Setting Standards for Pipettes
Everybody needs standards. And that obviously includes scientists. Uniform international standards help us maintain, well … standards! This point is well made in a discussion of the ISO 8655 laboratory standard for pipettes, written by Anachem’s Pipette Service Manager, Craig Bush.
Pipettes are a vital laboratory tool and their maintenance and correct usage is a sometimes under-appreciated part of good laboratory practice. Pipettes must perform perfectly at all times, not just to prevent error creeping into experiments or procedures, but also to help prevent repetitive strain injuries.
Bad pipettes and pipetting can put quite a strain on the hand of the operator, especially when you consider the thousands of individual liquid transfers many laboratory workers carry out every year. Even the ‘simplest’ of manual pipettes is a complex mechanism and modern electronic pipettes are highly sophisticated pieces of equipment with their own particular requirements to be addressed to ensure that researchers can get optimum usage.
As Anachem found out in a recent survey the vast majority of laboratories (over 90%) use a pipette with 20% use more that 10 different types of pipettes. These are a crucial part of modern laboratory life.
This calls not just for accuracy, but also for uniformity. Manufacturers must, and by and large do, publish details of the precision and error ranges of their instruments and recommended calibration procedures. However, as with any set of instructions, they can be quite hard to penetrate, especially if one is dealing with a variety of pipettes from different sources.
This is why it makes sense to have a standard set for pipettes so that everyone can ensure they are working by the same book of rules! The snappily named EN ISO 8655 does just that. It doesn’t just deal with design specifications and error ranges that potential uses need to evaluate before any purchase (or indeed use), although those obviously are vitally important.
It goes on to discuss in depth the procedures that pipette operators need to have carried out so that the pipettes can work at maximum efficiency. This is very important, as calibration is a step where things can go very wrong.

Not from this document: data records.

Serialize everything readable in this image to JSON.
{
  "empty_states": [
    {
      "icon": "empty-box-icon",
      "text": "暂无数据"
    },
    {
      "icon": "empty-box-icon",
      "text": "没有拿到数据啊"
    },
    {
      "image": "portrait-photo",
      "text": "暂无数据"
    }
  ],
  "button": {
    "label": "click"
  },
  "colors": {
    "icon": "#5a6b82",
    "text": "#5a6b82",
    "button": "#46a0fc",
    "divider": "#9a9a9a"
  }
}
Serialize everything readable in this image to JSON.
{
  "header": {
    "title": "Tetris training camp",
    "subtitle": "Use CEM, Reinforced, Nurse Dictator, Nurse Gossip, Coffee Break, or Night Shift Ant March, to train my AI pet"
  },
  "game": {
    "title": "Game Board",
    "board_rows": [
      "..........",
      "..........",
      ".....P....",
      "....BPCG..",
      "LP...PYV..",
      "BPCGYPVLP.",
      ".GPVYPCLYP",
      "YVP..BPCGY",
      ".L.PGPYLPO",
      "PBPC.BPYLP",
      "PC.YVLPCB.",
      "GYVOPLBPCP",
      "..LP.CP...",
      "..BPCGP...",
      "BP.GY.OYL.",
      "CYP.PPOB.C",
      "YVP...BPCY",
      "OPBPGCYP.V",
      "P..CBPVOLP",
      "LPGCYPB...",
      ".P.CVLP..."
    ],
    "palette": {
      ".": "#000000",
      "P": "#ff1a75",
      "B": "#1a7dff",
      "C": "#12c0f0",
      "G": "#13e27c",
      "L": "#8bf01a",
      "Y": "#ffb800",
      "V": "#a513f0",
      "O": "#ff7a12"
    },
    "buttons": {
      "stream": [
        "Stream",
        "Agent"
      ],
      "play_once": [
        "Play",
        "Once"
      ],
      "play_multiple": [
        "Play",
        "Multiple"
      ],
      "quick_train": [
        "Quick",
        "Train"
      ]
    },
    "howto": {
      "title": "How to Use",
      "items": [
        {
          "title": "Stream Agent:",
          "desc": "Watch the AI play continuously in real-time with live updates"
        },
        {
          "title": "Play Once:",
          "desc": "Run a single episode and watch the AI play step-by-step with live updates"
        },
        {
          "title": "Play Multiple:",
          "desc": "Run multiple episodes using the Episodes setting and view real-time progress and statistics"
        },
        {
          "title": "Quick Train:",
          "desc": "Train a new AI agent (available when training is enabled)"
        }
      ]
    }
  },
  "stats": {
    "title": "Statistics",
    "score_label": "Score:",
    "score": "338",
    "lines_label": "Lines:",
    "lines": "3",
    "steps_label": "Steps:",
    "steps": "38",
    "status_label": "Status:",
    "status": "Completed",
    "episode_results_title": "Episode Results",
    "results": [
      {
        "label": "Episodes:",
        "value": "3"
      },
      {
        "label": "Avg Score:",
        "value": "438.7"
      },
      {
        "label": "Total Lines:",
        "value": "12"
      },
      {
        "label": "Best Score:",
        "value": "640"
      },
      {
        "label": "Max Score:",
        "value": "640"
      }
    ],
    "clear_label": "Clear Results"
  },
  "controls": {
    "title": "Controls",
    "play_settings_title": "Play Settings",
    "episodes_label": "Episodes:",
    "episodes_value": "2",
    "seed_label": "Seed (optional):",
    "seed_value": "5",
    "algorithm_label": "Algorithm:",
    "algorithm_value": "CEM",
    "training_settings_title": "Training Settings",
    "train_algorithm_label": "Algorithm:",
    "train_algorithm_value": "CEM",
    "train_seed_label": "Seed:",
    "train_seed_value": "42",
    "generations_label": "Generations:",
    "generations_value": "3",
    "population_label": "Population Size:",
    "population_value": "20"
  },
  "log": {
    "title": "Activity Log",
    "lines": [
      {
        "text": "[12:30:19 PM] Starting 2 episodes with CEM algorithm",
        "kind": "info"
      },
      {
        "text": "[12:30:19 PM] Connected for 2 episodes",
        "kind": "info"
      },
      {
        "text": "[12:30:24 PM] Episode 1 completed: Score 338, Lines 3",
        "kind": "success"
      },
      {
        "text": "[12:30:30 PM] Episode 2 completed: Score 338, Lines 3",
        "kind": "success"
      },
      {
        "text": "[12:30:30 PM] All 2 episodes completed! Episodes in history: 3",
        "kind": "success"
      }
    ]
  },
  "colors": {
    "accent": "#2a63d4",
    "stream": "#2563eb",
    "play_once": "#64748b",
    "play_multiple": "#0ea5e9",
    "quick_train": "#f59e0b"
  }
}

The gravimetric method is the usual way of calibrating pipettes and it requires specific environmental conditions. Although it is a lengthy procedure, involving the accurate weighing of dispensed ultra-pure water, and a calculation of the actual water transferred, it is necessary if you want your pipettes to function as they should.
As is outline in Anachem’s summary, the number of factors that should be taken into account, including evaporation rates, speed of transfer and, of course, balance calibration, does give you food for thought and the report is worth close scrutiny. However, such a vital laboratory tool does demand this degree of attention, and over 90% of scientists would have to agree.
To find out more about the Anachem pipette service please visit their website
Date added: 2013-07-10 11:01:14